Instructions for the task:
Every line of the records below that holds the word "Bytes" belongs in the answer.

Task data:
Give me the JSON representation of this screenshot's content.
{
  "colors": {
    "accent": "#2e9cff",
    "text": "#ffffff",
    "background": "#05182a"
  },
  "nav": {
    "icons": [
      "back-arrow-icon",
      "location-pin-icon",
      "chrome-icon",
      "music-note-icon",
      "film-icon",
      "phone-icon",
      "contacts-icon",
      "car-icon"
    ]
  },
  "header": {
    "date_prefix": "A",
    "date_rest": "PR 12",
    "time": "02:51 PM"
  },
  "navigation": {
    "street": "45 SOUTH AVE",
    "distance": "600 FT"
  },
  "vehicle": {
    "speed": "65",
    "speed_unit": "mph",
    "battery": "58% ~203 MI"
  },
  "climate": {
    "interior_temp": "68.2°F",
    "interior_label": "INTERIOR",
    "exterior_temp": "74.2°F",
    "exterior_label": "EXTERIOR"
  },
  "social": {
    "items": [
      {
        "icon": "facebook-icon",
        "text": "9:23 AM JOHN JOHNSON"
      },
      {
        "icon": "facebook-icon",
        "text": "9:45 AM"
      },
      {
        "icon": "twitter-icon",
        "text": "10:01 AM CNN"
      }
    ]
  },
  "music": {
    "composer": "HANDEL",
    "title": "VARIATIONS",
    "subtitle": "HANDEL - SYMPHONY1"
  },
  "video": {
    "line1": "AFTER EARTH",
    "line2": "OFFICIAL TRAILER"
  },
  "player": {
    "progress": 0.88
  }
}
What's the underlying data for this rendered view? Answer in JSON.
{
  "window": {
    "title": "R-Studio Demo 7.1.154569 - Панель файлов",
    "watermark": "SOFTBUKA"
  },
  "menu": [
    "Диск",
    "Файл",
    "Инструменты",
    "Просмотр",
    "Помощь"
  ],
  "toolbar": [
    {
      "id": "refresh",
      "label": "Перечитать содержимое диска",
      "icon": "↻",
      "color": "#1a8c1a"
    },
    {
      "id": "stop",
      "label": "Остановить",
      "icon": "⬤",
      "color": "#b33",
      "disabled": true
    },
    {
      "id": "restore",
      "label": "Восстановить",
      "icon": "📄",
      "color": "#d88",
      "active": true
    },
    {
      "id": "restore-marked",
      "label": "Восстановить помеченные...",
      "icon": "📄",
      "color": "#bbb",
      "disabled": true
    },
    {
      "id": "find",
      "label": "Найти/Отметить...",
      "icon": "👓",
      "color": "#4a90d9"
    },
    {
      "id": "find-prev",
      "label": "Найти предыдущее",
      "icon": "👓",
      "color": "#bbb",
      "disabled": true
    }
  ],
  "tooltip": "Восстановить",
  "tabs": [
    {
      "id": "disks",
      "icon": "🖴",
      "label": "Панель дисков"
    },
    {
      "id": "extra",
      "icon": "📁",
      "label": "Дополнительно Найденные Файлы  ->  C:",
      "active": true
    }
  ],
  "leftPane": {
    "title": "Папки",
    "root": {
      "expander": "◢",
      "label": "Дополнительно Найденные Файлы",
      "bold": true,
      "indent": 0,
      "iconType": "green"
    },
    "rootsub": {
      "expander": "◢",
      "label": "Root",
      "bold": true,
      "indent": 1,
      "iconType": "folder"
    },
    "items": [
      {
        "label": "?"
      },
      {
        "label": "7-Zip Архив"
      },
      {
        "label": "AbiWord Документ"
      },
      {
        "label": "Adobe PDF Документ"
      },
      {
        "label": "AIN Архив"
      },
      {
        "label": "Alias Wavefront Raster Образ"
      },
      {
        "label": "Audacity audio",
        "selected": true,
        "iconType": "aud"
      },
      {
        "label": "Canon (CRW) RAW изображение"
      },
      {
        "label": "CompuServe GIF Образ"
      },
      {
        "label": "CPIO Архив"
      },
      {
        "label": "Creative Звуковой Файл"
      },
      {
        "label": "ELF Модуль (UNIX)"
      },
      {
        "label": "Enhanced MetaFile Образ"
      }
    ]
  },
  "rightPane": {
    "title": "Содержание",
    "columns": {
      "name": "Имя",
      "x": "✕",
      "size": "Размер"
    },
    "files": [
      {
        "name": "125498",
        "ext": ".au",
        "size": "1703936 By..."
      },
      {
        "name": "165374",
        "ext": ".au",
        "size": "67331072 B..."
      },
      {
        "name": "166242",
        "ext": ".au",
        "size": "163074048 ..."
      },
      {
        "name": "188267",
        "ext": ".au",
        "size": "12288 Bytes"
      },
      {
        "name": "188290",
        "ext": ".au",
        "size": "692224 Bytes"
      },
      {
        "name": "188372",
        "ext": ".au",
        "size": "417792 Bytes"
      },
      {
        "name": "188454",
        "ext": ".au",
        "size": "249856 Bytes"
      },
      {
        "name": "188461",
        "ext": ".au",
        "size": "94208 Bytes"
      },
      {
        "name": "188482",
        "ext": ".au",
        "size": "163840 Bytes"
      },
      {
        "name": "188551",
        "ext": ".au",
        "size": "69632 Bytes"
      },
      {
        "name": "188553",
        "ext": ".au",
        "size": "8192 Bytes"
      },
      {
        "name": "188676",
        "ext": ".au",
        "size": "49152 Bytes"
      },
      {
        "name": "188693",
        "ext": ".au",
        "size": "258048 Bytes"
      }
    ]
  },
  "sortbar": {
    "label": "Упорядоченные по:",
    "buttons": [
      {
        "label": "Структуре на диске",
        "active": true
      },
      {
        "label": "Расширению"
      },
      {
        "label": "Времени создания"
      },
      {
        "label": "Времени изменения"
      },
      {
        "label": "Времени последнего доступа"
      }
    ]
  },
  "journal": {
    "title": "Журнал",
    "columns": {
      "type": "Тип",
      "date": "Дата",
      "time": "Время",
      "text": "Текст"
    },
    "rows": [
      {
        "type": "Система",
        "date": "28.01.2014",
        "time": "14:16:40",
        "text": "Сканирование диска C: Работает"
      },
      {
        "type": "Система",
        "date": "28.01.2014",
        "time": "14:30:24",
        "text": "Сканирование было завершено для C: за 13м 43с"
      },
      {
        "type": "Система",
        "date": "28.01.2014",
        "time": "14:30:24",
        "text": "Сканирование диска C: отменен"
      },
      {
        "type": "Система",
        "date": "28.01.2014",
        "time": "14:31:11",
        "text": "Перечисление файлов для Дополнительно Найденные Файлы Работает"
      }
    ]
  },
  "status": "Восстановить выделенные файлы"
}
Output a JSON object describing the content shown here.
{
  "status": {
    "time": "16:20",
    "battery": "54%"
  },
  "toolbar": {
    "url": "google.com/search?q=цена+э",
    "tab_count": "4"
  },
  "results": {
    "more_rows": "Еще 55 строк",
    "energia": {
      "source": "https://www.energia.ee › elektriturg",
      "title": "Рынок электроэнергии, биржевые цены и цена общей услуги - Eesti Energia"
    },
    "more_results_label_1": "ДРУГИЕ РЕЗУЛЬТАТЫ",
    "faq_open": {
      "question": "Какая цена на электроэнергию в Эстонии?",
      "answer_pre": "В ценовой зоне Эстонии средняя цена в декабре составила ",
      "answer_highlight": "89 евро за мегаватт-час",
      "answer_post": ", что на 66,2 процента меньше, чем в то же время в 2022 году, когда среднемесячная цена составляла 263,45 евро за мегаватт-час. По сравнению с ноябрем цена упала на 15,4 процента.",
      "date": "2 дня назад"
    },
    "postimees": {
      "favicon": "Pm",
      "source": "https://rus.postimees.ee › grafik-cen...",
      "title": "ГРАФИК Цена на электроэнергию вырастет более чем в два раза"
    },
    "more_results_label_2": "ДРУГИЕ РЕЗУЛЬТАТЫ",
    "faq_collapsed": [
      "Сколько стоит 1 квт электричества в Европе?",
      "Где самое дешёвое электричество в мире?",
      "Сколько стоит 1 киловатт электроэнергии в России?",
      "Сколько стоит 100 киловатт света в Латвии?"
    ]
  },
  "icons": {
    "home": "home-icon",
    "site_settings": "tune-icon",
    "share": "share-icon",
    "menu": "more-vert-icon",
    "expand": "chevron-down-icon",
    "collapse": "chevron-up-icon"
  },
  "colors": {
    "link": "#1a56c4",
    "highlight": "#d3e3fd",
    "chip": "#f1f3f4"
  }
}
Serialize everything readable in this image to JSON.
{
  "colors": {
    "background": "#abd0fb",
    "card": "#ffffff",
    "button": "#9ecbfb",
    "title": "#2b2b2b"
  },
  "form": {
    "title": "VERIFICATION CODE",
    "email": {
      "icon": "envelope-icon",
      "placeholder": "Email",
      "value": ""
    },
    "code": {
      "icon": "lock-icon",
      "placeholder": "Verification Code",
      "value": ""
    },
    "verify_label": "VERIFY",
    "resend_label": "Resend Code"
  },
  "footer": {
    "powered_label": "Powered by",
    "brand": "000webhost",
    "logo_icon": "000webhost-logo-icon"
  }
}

Exercise response:
        "size": "12288 Bytes"
        "size": "692224 Bytes"
        "size": "417792 Bytes"
        "size": "249856 Bytes"
        "size": "94208 Bytes"
        "size": "163840 Bytes"
        "size": "69632 Bytes"
        "size": "8192 Bytes"
        "size": "49152 Bytes"
        "size": "258048 Bytes"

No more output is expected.